The self-reveal moments are also where the new-coined story of a new immigrant comes to the fore, enlarging the story. What are the pressures on someone who wants to ingratiate himself into a new culture? To what lengths will a person go to be respected and integrated into an unfamiliar community? And how does one read or misread the cues to fit in?
The character of Christopher’s father, Malomo (in the original play Mahon), is played by JJ Johnson, and he serves as an anchor both emotionally and culturally for “the playboy.”
Johnson embodies an elderly gentleman of distinction and great character. He has come to fetch his son back home. Whatever the problems before the play’s action between father and son, Johnson makes us feel compassion for this man and understand his long journey and the ends he would go to save his son from a lost-boy life.
Widow Quin in Synge’s original play was a force of nature and, to my mind, one of the great comic roles in 20th-century drama. The recasting of her as a silly, randy old woman gave me some unease. Actress Jessica Lefkow had moments where she pulled off the comedy, but the character never drew our sympathy, whether in the writing or acting choices, and finally the widow came across as less than the sum of the parts.
Nonetheless, Solas Nua has given us another grand play in its mission of drawing exclusively from contemporary Irish drama. Their productions are always smart, thoughtful, and genuinely entertaining. Thanks to the sensibilities of Producer and Artistic Director Rex Daugherty, the ensemble acting tends to be top-notch. (To judge the way they work up a show in true collaboration, just look at the layout of “Meet the Artists” bios: following the two writers, everyone, whether on or behind the scenes, is listed alphabetically.) The play reminds us we are a small world after all, and migration is a global crisis.

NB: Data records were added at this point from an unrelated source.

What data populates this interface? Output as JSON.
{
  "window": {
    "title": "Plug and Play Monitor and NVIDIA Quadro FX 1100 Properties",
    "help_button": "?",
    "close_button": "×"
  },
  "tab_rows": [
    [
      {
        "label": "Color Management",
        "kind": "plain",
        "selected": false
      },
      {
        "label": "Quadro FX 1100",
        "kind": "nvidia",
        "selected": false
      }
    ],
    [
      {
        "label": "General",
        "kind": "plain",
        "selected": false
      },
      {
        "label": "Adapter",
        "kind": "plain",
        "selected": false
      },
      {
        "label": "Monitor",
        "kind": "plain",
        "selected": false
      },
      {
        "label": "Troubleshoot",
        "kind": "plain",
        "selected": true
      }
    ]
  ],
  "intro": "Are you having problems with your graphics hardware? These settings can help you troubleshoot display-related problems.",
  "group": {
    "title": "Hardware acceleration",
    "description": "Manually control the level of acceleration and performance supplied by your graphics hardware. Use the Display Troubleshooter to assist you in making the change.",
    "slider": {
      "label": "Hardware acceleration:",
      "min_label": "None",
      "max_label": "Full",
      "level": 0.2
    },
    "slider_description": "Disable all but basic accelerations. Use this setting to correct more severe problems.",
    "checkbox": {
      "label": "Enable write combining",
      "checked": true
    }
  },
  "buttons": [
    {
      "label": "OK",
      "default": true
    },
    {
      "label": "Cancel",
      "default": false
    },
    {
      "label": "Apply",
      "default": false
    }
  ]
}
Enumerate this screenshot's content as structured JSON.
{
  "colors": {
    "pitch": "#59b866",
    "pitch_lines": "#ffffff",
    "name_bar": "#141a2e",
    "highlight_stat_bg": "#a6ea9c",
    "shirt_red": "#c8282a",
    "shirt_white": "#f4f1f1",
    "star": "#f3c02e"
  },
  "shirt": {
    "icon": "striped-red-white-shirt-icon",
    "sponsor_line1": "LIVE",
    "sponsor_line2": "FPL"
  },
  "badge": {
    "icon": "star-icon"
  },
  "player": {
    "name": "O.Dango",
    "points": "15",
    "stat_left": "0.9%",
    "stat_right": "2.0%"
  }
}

Running Time: Two hours with one intermission.
The Playboy of the Western World runs through November 20, 2022, presented by Solas Nua performing in Lab II at The Atlas Performing Arts Center, 1333 H Street NE, Washington, DC. For the schedule and to purchase tickets ($5–$45), go online or contact the Box Office at (202) 399-7993 or firstname.lastname@example.org from 11 AM – 5 PM Monday through Friday, or two hours prior to a performance.
The program for The Playboy of the Western World is online here.
COVID Safety: All patrons are required to be masked while inside performance spaces. The use of N95 masks is encouraged. Masks may be briefly removed when actively eating or drinking in designated areas. The complete Atlas Performing Arts Center COVID Health and Safety Policy is here.
The Playboy of the Western World
Written by Bisi Adigun and Roddy Doyle (Adapted from J.M. Synge)
Directed by Shanara Gabrielle
Jamil Joseph (Christopher), Rebecca Ballinger (Pegeen), James Carlos Lacey (Sean), Ian Armstrong (Michael), Jessica Lefkow (Widow Quinn), Ryan Tumulty (Jimmy), Matthew Pauli (Philly), Erin Denman (Sarah), Danielle Gallo (Honor), Rachel Lawhead (Susan), and JJ Johnson (Malomo)
Nadir Bey (scenic design), Danielle Preston (costume design), Delaney Bray (sound design), Sarah Tundermann (lighting design), Dominic DeSalvio (associate lighting design), Delaney Bray (sound design), Sierra Young (fight and intimacy choreography), Sulmane Maigadi (Cultural consultant), Jonathan Holmes (associate director), Anderson Wells (associate director), Regina Vitale (stage manager), Mary Elizabeth Doebel (assistant stage manager), Jessica Trementozzi (assistant scenic design), Charlotte La Nasa (assistant producer/production manager), Dean Leong (master electrician), and Rex Daugherty (producer/dialect coach)
Solas Nua to stage U.S. premiere of new ‘Playboy of the Western World’
(news story, October 21, 2022)